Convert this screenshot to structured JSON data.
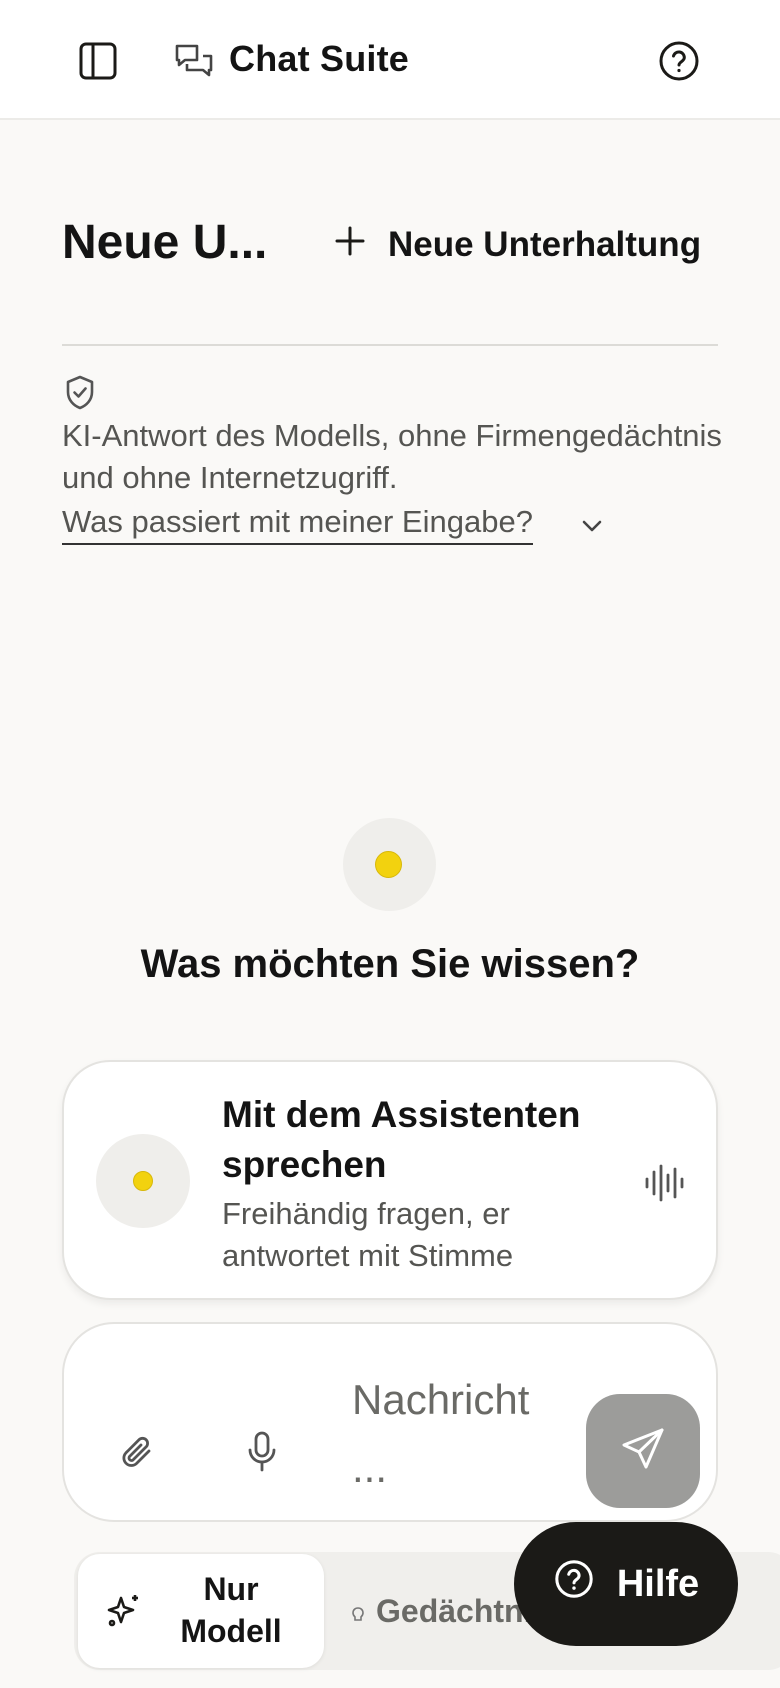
{
  "header": {
    "app_title": "Chat Suite",
    "icons": {
      "sidebar": "sidebar-toggle-icon",
      "app": "chat-bubbles-icon",
      "help": "help-circle-icon"
    }
  },
  "conversation": {
    "title": "Neue U...",
    "new_button_label": "Neue Unterhaltung"
  },
  "notice": {
    "text": "KI-Antwort des Modells, ohne Firmengedächtnis und ohne Internetzugriff.",
    "link_label": "Was passiert mit meiner Eingabe?"
  },
  "empty_state": {
    "question": "Was möchten Sie wissen?"
  },
  "assistant_card": {
    "title": "Mit dem Assistenten sprechen",
    "subtitle": "Freihändig fragen, er antwortet mit Stimme"
  },
  "composer": {
    "placeholder": "Nachricht ..."
  },
  "mode": {
    "active_label": "Nur Modell",
    "other_label": "Gedächtnis aktiviert"
  },
  "help_button": {
    "label": "Hilfe"
  },
  "colors": {
    "accent_yellow": "#f2d20f",
    "dark": "#1b1a17",
    "background": "#faf9f7",
    "send_disabled": "#9c9c9a"
  }
}
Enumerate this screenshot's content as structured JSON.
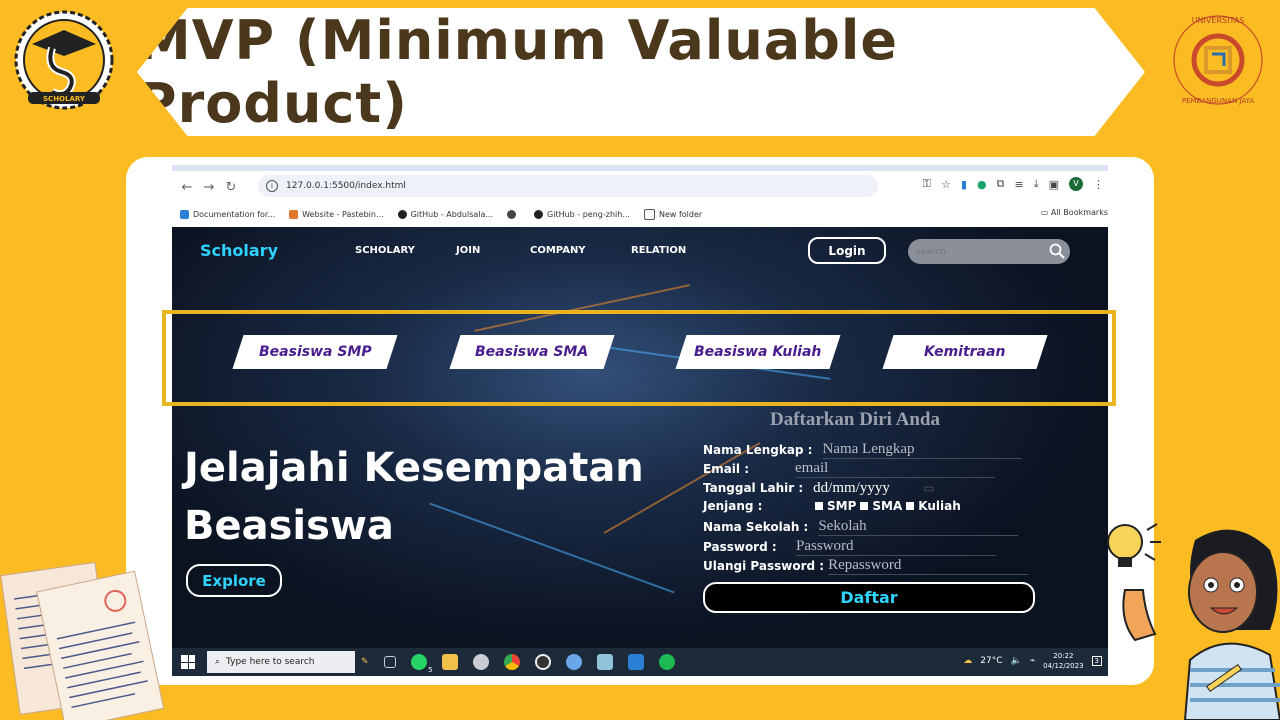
{
  "slide": {
    "title": "MVP (Minimum Valuable Product)",
    "left_logo_text": "SCHOLARY",
    "right_logo_text": "UNIVERSITAS PEMBANGUNAN JAYA"
  },
  "browser": {
    "url": "127.0.0.1:5500/index.html",
    "bookmarks": [
      {
        "label": "Documentation for...",
        "color": "#2b7fd4"
      },
      {
        "label": "Website - Pastebin...",
        "color": "#e07a2a"
      },
      {
        "label": "GitHub - Abdulsala...",
        "color": "#222222"
      },
      {
        "label": "",
        "color": "#444444"
      },
      {
        "label": "GitHub - peng-zhih...",
        "color": "#222222"
      },
      {
        "label": "New folder",
        "color": "#555555"
      }
    ],
    "all_bookmarks": "All Bookmarks",
    "profile_initial": "V"
  },
  "site": {
    "brand": "Scholary",
    "nav": [
      "SCHOLARY",
      "JOIN",
      "COMPANY",
      "RELATION"
    ],
    "login": "Login",
    "search_placeholder": "search",
    "categories": [
      "Beasiswa SMP",
      "Beasiswa SMA",
      "Beasiswa Kuliah",
      "Kemitraan"
    ],
    "hero_line1": "Jelajahi Kesempatan",
    "hero_line2": "Beasiswa",
    "explore": "Explore",
    "form": {
      "title": "Daftarkan Diri Anda",
      "name_label": "Nama Lengkap :",
      "name_placeholder": "Nama Lengkap",
      "email_label": "Email :",
      "email_placeholder": "email",
      "dob_label": "Tanggal Lahir :",
      "dob_value": "dd/mm/yyyy",
      "level_label": "Jenjang :",
      "levels": [
        "SMP",
        "SMA",
        "Kuliah"
      ],
      "school_label": "Nama Sekolah :",
      "school_placeholder": "Sekolah",
      "password_label": "Password :",
      "password_placeholder": "Password",
      "repassword_label": "Ulangi Password :",
      "repassword_placeholder": "Repassword",
      "submit": "Daftar"
    }
  },
  "taskbar": {
    "search_placeholder": "Type here to search",
    "weather": "27°C",
    "time": "20:22",
    "date": "04/12/2023",
    "whatsapp_badge": "5",
    "notification_badge": "3"
  }
}
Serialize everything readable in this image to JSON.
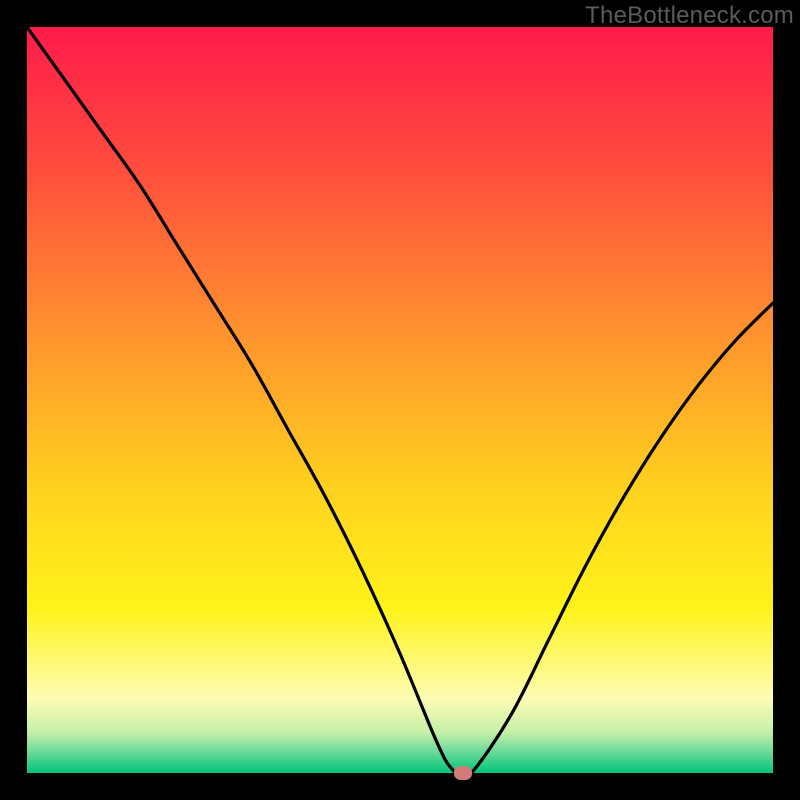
{
  "watermark": "TheBottleneck.com",
  "chart_data": {
    "type": "line",
    "title": "",
    "xlabel": "",
    "ylabel": "",
    "xlim": [
      0,
      100
    ],
    "ylim": [
      0,
      100
    ],
    "grid": false,
    "legend": false,
    "gradient_stops": [
      {
        "offset": 0,
        "color": "#ff1b4b"
      },
      {
        "offset": 0.18,
        "color": "#ff4a3d"
      },
      {
        "offset": 0.4,
        "color": "#ff8f2f"
      },
      {
        "offset": 0.62,
        "color": "#ffd21e"
      },
      {
        "offset": 0.78,
        "color": "#fff31a"
      },
      {
        "offset": 0.9,
        "color": "#fdfcb3"
      },
      {
        "offset": 0.945,
        "color": "#c7f0a8"
      },
      {
        "offset": 0.97,
        "color": "#71db9a"
      },
      {
        "offset": 1.0,
        "color": "#00c47a"
      }
    ],
    "series": [
      {
        "name": "bottleneck-curve",
        "x": [
          0,
          5,
          10,
          15,
          20,
          25,
          30,
          35,
          40,
          45,
          50,
          55,
          57,
          58.5,
          60,
          65,
          70,
          75,
          80,
          85,
          90,
          95,
          100
        ],
        "y": [
          100,
          93,
          86,
          79,
          71,
          63,
          55,
          46,
          37,
          27,
          16,
          4,
          0.5,
          0,
          0.5,
          8,
          18,
          28,
          37,
          45,
          52,
          58,
          63
        ]
      }
    ],
    "marker": {
      "x": 58.5,
      "y": 0,
      "color": "#d37b79"
    }
  }
}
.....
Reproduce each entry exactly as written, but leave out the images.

Convert this screenshot to structured JSON data.
{
  "header": {
    "app_title": "Chat Suite",
    "icons": {
      "sidebar": "sidebar-toggle-icon",
      "app": "chat-bubbles-icon",
      "help": "help-circle-icon"
    }
  },
  "conversation": {
    "title": "Neue U...",
    "new_button_label": "Neue Unterhaltung"
  },
  "notice": {
    "text": "KI-Antwort des Modells, ohne Firmengedächtnis und ohne Internetzugriff.",
    "link_label": "Was passiert mit meiner Eingabe?"
  },
  "empty_state": {
    "question": "Was möchten Sie wissen?"
  },
  "assistant_card": {
    "title": "Mit dem Assistenten sprechen",
    "subtitle": "Freihändig fragen, er antwortet mit Stimme"
  },
  "composer": {
    "placeholder": "Nachricht ..."
  },
  "mode": {
    "active_label": "Nur Modell",
    "other_label": "Gedächtnis aktiviert"
  },
  "help_button": {
    "label": "Hilfe"
  },
  "colors": {
    "accent_yellow": "#f2d20f",
    "dark": "#1b1a17",
    "background": "#faf9f7",
    "send_disabled": "#9c9c9a"
  }
}
Enumerate this screenshot's content as structured JSON.
{
  "slide": {
    "title": "MVP (Minimum Valuable Product)",
    "left_logo_text": "SCHOLARY",
    "right_logo_text": "UNIVERSITAS PEMBANGUNAN JAYA"
  },
  "browser": {
    "url": "127.0.0.1:5500/index.html",
    "bookmarks": [
      {
        "label": "Documentation for...",
        "color": "#2b7fd4"
      },
      {
        "label": "Website - Pastebin...",
        "color": "#e07a2a"
      },
      {
        "label": "GitHub - Abdulsala...",
        "color": "#222222"
      },
      {
        "label": "",
        "color": "#444444"
      },
      {
        "label": "GitHub - peng-zhih...",
        "color": "#222222"
      },
      {
        "label": "New folder",
        "color": "#555555"
      }
    ],
    "all_bookmarks": "All Bookmarks",
    "profile_initial": "V"
  },
  "site": {
    "brand": "Scholary",
    "nav": [
      "SCHOLARY",
      "JOIN",
      "COMPANY",
      "RELATION"
    ],
    "login": "Login",
    "search_placeholder": "search",
    "categories": [
      "Beasiswa SMP",
      "Beasiswa SMA",
      "Beasiswa Kuliah",
      "Kemitraan"
    ],
    "hero_line1": "Jelajahi Kesempatan",
    "hero_line2": "Beasiswa",
    "explore": "Explore",
    "form": {
      "title": "Daftarkan Diri Anda",
      "name_label": "Nama Lengkap :",
      "name_placeholder": "Nama Lengkap",
      "email_label": "Email :",
      "email_placeholder": "email",
      "dob_label": "Tanggal Lahir :",
      "dob_value": "dd/mm/yyyy",
      "level_label": "Jenjang :",
      "levels": [
        "SMP",
        "SMA",
        "Kuliah"
      ],
      "school_label": "Nama Sekolah :",
      "school_placeholder": "Sekolah",
      "password_label": "Password :",
      "password_placeholder": "Password",
      "repassword_label": "Ulangi Password :",
      "repassword_placeholder": "Repassword",
      "submit": "Daftar"
    }
  },
  "taskbar": {
    "search_placeholder": "Type here to search",
    "weather": "27°C",
    "time": "20:22",
    "date": "04/12/2023",
    "whatsapp_badge": "5",
    "notification_badge": "3"
  }
}
Serialize everything readable in this image to JSON.
{
  "watermark": "TheBottleneck.com",
  "chart_data": {
    "type": "line",
    "title": "",
    "xlabel": "",
    "ylabel": "",
    "xlim": [
      0,
      100
    ],
    "ylim": [
      0,
      100
    ],
    "grid": false,
    "legend": false,
    "gradient_stops": [
      {
        "offset": 0,
        "color": "#ff1b4b"
      },
      {
        "offset": 0.18,
        "color": "#ff4a3d"
      },
      {
        "offset": 0.4,
        "color": "#ff8f2f"
      },
      {
        "offset": 0.62,
        "color": "#ffd21e"
      },
      {
        "offset": 0.78,
        "color": "#fff31a"
      },
      {
        "offset": 0.9,
        "color": "#fdfcb3"
      },
      {
        "offset": 0.945,
        "color": "#c7f0a8"
      },
      {
        "offset": 0.97,
        "color": "#71db9a"
      },
      {
        "offset": 1.0,
        "color": "#00c47a"
      }
    ],
    "series": [
      {
        "name": "bottleneck-curve",
        "x": [
          0,
          5,
          10,
          15,
          20,
          25,
          30,
          35,
          40,
          45,
          50,
          55,
          57,
          58.5,
          60,
          65,
          70,
          75,
          80,
          85,
          90,
          95,
          100
        ],
        "y": [
          100,
          93,
          86,
          79,
          71,
          63,
          55,
          46,
          37,
          27,
          16,
          4,
          0.5,
          0,
          0.5,
          8,
          18,
          28,
          37,
          45,
          52,
          58,
          63
        ]
      }
    ],
    "marker": {
      "x": 58.5,
      "y": 0,
      "color": "#d37b79"
    }
  }
}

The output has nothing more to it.